I have mixed feelings about the rise of geolocation services. As the parent of a 12-year old girl I am faced with a dilemma:  Do I buy a cell phone for my daughter who will be entering middle school in Fall 2013? A few years ago I thought that it was ludicrous to buy a cell phone for a child under age 15. But, I have changed my mind based on the responses of other tween parents. Here are some reasons why a tween needs a (smart) phone:

  • There are no pay phones at school or anywhere else in the community.
  • The closest middle school is 6.7 miles from our neighborhood.
  • Kids need some type of Internet access as a tool for school work – purchasing a smart phone will serve this need and provide a phone.
  • I can use the location service to keep tabs on my child’s whereabouts.

Creeping on Facebook

Part of me thinks that location-based services are bad because they make it too easy for people (especially young, naïve people) to give away too much personal information to strangers.
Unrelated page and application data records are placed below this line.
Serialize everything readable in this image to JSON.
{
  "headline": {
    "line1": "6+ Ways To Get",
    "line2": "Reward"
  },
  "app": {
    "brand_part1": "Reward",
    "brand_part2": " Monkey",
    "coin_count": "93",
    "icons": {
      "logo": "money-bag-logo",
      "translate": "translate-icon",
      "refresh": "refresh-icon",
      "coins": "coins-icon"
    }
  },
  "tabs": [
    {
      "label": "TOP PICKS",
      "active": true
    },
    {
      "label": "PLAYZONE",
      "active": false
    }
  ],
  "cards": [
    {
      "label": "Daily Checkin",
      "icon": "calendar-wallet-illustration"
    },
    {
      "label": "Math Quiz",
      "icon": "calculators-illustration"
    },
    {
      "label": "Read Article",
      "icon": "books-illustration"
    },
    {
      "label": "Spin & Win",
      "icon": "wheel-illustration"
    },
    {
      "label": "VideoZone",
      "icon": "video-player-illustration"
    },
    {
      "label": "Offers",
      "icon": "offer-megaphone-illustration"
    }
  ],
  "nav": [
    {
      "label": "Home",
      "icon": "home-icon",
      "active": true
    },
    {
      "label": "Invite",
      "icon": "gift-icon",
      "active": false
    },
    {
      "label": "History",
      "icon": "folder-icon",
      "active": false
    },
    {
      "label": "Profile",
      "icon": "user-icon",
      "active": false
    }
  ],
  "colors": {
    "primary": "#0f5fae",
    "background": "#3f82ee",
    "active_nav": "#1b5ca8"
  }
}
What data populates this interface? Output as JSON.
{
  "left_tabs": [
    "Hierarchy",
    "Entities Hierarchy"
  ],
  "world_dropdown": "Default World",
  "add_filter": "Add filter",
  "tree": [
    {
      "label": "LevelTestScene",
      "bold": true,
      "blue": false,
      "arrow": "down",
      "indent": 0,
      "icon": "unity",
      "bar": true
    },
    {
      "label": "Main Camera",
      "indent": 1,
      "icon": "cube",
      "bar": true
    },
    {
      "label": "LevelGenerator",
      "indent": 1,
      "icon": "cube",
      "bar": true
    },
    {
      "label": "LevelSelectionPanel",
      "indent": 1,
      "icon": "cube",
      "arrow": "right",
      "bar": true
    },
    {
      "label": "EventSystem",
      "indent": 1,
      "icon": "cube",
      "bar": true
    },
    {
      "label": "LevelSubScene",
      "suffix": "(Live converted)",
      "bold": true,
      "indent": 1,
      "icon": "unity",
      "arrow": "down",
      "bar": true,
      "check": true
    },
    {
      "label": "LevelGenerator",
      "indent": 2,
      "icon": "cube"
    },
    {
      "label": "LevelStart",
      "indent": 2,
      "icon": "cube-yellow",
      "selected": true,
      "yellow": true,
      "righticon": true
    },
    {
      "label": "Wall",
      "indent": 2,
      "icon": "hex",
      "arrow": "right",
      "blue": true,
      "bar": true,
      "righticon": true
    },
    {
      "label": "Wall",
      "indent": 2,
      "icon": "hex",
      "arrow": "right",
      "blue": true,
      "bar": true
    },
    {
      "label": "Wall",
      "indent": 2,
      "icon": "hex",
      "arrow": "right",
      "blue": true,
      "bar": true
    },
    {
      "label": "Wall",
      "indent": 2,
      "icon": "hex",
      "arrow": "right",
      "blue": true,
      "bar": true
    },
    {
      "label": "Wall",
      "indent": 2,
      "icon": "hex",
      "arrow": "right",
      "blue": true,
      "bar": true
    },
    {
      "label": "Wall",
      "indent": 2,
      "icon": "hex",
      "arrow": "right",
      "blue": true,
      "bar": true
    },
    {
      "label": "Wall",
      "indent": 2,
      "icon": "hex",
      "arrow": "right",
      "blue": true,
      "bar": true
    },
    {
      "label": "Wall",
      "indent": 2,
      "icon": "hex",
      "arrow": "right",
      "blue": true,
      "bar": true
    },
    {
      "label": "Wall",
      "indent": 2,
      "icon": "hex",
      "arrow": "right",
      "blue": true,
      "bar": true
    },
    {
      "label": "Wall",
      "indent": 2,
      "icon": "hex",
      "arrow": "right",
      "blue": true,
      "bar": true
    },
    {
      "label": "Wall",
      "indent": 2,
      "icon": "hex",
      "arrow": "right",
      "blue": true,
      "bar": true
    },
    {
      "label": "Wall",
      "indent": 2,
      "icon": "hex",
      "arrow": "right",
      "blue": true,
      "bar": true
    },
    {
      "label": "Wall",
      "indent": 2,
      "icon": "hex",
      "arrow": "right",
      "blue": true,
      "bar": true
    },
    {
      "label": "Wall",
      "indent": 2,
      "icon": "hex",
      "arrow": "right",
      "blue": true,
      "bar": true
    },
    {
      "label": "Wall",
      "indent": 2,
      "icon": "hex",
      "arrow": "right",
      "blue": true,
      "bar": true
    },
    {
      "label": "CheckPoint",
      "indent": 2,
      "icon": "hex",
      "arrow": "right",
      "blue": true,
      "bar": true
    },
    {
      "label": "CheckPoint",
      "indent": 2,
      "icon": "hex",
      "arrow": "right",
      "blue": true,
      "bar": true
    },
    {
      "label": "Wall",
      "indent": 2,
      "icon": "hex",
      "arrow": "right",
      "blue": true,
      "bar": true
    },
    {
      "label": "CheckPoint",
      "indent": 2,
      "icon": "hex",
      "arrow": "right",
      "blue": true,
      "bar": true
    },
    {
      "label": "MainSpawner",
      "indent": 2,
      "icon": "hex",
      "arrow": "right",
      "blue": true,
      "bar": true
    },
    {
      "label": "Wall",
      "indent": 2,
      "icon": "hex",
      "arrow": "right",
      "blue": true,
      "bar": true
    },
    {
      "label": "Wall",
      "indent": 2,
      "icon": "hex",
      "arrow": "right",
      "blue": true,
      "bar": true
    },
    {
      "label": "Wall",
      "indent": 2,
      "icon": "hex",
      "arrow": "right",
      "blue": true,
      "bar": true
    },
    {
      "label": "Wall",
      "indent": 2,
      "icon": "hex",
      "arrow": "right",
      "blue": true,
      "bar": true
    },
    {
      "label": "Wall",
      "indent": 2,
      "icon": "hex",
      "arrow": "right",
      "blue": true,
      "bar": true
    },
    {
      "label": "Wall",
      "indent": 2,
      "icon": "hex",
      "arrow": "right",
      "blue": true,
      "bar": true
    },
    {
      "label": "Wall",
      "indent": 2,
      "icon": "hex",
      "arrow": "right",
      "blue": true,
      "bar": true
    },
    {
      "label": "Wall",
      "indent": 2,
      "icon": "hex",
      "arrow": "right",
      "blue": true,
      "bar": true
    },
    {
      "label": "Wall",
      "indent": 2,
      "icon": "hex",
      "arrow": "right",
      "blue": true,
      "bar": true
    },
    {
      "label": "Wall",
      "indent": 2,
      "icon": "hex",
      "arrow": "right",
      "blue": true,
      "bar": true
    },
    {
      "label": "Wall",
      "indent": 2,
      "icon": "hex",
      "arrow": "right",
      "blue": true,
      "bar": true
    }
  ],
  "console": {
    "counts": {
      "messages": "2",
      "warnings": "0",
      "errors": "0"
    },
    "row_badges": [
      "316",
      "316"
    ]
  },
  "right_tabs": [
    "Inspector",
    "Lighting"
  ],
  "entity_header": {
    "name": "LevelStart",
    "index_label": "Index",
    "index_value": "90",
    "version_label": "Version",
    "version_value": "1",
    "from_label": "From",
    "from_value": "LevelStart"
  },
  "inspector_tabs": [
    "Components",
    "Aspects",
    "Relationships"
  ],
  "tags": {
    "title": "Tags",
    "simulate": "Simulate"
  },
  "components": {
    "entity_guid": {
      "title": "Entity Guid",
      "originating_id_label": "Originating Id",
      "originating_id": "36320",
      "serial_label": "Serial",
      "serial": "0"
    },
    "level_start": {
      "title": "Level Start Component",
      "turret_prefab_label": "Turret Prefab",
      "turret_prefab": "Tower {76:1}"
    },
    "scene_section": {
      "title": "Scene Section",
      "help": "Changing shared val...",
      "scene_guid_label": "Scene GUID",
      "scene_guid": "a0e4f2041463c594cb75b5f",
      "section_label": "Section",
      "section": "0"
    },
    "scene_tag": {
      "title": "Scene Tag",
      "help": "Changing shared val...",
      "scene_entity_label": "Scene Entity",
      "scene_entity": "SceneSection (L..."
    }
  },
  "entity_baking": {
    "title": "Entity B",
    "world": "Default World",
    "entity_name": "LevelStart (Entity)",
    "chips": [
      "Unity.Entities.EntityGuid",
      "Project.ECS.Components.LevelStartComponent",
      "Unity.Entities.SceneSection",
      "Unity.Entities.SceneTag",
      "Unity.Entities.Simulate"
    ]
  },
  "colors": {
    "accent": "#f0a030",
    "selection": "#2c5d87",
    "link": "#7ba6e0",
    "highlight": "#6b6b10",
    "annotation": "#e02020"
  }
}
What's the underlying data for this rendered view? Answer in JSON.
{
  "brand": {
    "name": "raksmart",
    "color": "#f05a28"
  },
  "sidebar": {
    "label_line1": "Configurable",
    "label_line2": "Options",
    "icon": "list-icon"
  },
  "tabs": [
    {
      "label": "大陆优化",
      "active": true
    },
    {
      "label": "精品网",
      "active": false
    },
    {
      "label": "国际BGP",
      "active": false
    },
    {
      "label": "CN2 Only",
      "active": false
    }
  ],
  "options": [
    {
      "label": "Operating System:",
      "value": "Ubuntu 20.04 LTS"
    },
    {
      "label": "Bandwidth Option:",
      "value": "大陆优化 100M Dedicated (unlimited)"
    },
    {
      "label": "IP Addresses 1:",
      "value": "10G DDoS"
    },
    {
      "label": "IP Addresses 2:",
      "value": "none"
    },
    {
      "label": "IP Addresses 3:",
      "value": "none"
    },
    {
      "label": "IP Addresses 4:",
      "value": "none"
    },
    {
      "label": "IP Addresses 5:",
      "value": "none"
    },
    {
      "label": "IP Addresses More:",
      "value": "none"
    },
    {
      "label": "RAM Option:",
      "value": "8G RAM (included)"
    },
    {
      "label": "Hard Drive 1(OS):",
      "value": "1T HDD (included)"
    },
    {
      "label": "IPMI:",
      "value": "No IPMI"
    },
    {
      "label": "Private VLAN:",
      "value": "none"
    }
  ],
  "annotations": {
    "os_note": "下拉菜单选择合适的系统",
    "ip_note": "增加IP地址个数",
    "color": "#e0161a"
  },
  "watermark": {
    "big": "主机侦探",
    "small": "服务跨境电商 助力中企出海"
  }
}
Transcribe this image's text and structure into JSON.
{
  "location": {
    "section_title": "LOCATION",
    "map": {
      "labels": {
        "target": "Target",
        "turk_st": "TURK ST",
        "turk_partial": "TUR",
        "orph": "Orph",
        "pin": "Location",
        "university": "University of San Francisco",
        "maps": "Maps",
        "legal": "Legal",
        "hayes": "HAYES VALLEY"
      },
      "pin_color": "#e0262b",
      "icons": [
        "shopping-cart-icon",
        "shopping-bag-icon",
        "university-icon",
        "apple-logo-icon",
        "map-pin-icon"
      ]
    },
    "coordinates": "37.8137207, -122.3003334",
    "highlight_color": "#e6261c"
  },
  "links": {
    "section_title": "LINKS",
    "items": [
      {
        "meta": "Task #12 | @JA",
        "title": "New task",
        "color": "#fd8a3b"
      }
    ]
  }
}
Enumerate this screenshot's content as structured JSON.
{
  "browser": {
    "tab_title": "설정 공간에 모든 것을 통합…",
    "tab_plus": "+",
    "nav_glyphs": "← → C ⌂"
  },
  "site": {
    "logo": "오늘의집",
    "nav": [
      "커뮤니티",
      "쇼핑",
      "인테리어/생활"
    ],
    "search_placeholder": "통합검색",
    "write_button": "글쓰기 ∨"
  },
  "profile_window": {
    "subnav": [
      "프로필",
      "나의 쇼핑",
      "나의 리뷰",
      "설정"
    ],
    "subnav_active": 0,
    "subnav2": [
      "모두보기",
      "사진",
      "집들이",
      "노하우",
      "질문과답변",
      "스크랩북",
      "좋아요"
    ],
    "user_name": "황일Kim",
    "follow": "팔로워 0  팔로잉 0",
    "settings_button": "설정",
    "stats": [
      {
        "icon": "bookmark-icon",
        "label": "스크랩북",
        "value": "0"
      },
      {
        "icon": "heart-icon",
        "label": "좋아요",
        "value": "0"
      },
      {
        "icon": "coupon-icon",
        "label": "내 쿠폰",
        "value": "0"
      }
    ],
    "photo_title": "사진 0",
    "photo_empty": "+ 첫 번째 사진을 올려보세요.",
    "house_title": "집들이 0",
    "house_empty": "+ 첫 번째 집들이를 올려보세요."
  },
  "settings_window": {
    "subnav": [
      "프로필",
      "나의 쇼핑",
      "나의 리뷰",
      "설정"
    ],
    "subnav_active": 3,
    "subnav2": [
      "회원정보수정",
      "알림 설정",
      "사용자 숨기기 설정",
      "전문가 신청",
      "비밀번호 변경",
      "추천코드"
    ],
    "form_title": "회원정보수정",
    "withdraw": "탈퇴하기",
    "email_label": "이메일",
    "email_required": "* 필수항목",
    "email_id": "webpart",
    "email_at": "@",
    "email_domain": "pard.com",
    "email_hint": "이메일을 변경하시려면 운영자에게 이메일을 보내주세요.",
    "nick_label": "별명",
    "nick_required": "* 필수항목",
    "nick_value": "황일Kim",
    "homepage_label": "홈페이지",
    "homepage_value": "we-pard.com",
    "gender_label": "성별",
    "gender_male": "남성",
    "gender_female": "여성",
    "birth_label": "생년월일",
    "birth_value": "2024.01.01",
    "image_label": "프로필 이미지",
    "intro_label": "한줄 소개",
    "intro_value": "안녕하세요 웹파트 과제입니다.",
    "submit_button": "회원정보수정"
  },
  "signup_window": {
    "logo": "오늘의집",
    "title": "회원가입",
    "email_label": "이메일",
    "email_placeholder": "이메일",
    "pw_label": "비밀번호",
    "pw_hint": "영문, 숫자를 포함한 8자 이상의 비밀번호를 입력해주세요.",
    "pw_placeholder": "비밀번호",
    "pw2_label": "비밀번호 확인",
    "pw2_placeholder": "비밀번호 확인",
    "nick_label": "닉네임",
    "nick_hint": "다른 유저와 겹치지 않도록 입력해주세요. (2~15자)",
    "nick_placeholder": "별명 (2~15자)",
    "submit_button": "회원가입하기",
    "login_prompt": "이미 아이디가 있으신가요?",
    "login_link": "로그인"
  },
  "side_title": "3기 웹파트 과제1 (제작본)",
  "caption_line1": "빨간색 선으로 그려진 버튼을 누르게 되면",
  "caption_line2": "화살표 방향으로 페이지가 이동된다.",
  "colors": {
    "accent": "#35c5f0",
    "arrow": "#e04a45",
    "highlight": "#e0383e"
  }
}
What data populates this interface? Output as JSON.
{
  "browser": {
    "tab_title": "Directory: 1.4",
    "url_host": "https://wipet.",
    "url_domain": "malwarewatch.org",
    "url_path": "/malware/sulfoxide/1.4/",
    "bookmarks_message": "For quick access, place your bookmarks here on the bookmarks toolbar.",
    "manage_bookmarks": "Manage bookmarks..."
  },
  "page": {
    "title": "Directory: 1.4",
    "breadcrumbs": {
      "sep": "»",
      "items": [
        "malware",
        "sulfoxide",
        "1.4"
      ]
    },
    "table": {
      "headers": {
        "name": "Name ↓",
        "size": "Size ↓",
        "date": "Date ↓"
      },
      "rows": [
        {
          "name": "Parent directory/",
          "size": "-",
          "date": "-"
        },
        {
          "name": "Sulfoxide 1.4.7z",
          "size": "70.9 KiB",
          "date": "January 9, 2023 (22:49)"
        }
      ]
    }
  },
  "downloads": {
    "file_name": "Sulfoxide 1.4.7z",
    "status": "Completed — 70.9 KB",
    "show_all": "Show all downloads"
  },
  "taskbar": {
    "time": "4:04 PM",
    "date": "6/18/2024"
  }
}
Another part of me realizes that people must accept their responsibility to read Terms of Agreement and Privacy Information notices prior to accepting the Terms of Use for anything – and especially before enabling location services.  As a parent and an educator I believe that information literacy is a vital skill. Every day I observe the geolocation habits of high school students. In short, they want their friends to know where they are (Coachella Festival this weekend!) and don’t want any adults to know where they are. Teens know how to disable the location services on devices with GPS to prevent parents or creepers from knowing where they are.  It is the responsibility of educators and parents to teach students the skills that can be categorized as part of 21st century skills and information literacy.

Information Literacy

Association of College and Research Libraries: a division of the American Library Association. (2011, June). Information literacy for faculty and administrators. Retrieved from

Federal Communications Commission. (n.d.) Children’s Internet Protection Act. Retrieved from

Foote, A. (2010, October 20). Four geolocation trends to watch. Retrieved from

Lunden, I. (2012, March 1). Tipping point: smartphone owners now outnumber other mobile users in the U.S..  Retrieved from

Creeping on Facebook. Retrieved from

Geolocation on smart phone. Retrieved from

Information literacy cat. Retrieved from

Signage: 1 fail, 1 win

These two signs are posted next to each other in my local urgent care facility:

signage fail

signage fail

On a more positive note, the high school library where I work is a busy and noisy campus hub that is full of activity. I need to create a quiet zone. I am thinking of imitating the Quiet Zone of Orange County Public Library’s Foothill Ranch Branch.


Quiet Room

Quiet Room Door Sign

Quiet Room2